[Work to complete] From the data below, return each line in which the string "code" is found.

+-------+

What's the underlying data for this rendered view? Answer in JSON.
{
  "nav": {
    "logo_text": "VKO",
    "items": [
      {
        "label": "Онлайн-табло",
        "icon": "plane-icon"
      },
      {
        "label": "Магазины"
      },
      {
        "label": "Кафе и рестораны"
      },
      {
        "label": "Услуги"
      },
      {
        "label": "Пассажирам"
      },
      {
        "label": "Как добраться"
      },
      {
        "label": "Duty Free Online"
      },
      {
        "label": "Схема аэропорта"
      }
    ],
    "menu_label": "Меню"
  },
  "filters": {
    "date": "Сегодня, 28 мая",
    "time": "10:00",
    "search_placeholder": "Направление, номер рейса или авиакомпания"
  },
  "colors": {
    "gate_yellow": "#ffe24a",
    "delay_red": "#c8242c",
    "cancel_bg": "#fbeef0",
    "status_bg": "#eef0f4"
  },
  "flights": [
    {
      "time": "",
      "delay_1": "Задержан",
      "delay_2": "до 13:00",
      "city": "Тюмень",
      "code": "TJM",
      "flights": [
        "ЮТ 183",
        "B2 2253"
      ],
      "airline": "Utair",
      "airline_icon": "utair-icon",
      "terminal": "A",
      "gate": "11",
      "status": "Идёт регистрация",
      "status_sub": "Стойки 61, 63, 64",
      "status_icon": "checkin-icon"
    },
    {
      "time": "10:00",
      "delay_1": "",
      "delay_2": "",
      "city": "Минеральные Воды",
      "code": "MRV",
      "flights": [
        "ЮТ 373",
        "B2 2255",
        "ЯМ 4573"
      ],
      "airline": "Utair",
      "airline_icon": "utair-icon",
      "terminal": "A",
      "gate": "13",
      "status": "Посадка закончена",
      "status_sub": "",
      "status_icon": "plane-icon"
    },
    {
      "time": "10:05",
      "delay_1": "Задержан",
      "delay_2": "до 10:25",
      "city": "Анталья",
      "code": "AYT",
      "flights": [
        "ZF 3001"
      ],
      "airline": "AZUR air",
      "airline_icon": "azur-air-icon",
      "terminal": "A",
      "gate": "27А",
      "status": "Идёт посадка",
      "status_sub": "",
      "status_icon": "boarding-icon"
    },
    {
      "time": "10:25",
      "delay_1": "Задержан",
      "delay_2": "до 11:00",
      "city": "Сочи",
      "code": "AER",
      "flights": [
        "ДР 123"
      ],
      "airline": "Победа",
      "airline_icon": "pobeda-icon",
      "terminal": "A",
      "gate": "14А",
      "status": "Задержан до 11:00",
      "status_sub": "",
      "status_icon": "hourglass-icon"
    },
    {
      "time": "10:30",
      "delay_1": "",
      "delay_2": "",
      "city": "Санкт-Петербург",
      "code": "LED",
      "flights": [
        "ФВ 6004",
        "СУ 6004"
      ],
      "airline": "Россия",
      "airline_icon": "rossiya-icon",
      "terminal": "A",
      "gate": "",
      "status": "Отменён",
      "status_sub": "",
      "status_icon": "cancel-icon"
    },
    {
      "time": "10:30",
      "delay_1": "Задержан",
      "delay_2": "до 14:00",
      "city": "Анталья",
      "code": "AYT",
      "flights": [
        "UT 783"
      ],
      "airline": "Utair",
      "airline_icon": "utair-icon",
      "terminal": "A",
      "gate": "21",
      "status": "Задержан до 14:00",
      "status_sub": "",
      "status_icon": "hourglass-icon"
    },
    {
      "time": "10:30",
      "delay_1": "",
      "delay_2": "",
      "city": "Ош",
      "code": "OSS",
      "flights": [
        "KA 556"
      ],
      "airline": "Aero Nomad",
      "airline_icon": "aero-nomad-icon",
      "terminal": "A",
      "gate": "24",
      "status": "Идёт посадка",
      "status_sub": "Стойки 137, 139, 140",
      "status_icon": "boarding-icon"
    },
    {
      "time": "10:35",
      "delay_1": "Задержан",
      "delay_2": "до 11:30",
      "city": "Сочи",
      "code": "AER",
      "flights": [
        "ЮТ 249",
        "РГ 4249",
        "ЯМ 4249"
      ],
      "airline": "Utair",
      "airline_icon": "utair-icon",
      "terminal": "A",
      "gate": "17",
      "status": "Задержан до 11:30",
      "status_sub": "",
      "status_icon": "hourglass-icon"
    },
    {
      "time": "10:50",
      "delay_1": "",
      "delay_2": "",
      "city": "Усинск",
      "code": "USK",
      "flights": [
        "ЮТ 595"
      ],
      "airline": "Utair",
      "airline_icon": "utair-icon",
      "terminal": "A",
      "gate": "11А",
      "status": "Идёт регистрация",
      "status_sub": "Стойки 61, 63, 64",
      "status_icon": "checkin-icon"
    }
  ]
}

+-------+

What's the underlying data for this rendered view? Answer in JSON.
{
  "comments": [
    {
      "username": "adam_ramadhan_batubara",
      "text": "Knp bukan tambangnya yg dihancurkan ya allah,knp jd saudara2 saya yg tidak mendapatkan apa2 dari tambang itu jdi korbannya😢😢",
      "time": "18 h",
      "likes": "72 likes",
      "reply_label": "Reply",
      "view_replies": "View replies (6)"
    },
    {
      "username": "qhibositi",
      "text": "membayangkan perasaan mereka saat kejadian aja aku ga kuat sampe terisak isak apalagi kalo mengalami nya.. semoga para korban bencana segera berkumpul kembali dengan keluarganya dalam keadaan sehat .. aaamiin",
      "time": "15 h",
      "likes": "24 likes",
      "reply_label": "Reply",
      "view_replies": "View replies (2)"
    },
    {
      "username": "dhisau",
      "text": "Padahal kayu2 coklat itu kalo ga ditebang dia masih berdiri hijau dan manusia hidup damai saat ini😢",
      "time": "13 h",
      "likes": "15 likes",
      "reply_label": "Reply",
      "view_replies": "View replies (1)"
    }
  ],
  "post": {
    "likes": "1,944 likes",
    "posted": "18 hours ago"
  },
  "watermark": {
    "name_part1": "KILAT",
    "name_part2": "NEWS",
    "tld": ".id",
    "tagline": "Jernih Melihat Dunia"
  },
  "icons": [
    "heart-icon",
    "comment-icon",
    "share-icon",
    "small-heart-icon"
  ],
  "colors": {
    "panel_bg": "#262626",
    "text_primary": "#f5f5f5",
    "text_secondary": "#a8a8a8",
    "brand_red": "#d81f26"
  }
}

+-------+

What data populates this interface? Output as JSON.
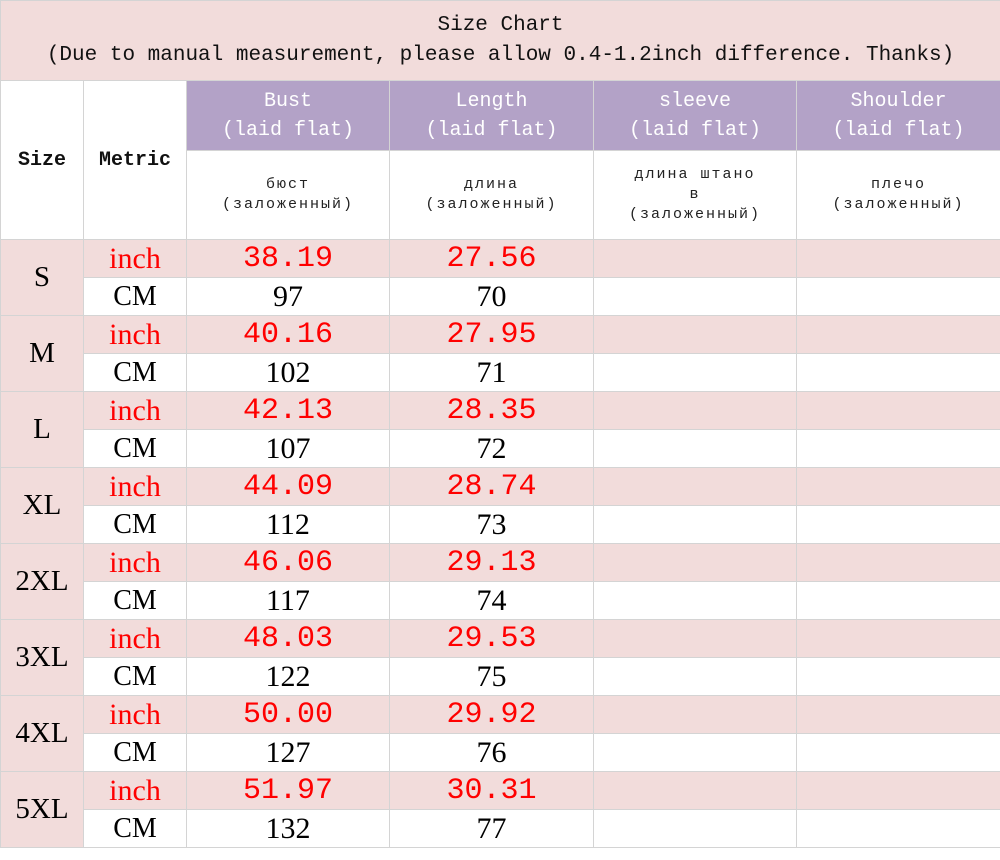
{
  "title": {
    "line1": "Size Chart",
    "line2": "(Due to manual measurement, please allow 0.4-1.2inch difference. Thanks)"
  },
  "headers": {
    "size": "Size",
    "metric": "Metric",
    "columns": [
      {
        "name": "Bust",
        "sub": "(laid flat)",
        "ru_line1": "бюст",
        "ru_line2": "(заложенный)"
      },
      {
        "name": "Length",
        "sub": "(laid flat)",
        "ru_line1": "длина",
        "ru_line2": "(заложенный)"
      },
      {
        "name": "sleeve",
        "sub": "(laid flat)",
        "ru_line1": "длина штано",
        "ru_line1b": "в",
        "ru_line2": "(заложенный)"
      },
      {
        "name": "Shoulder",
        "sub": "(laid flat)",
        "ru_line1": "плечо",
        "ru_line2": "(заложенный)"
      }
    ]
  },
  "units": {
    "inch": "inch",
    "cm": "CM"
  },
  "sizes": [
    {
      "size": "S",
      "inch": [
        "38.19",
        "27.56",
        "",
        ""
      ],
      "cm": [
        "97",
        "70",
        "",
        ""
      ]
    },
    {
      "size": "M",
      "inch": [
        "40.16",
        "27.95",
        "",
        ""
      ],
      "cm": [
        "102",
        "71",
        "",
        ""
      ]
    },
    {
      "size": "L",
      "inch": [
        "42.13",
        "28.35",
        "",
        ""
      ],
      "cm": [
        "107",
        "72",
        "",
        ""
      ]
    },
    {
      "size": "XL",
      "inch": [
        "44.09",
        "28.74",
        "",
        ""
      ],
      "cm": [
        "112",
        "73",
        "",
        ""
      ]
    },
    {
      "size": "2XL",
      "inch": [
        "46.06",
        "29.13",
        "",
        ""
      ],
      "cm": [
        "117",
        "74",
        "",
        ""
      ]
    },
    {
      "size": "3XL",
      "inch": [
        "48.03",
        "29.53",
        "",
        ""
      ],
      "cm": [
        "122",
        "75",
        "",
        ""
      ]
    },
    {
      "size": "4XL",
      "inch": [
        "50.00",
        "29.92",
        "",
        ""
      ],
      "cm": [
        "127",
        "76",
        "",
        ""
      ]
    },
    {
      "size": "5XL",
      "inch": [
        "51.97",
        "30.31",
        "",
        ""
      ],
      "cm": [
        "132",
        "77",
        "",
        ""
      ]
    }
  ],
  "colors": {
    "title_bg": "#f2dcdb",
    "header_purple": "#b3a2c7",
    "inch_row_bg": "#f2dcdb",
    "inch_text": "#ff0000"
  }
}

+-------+

[Solution for this exercise]
      "code": "TJM",
      "code": "MRV",
      "code": "AYT",
      "code": "AER",
      "code": "LED",
      "code": "AYT",
      "code": "OSS",
      "code": "AER",
      "code": "USK",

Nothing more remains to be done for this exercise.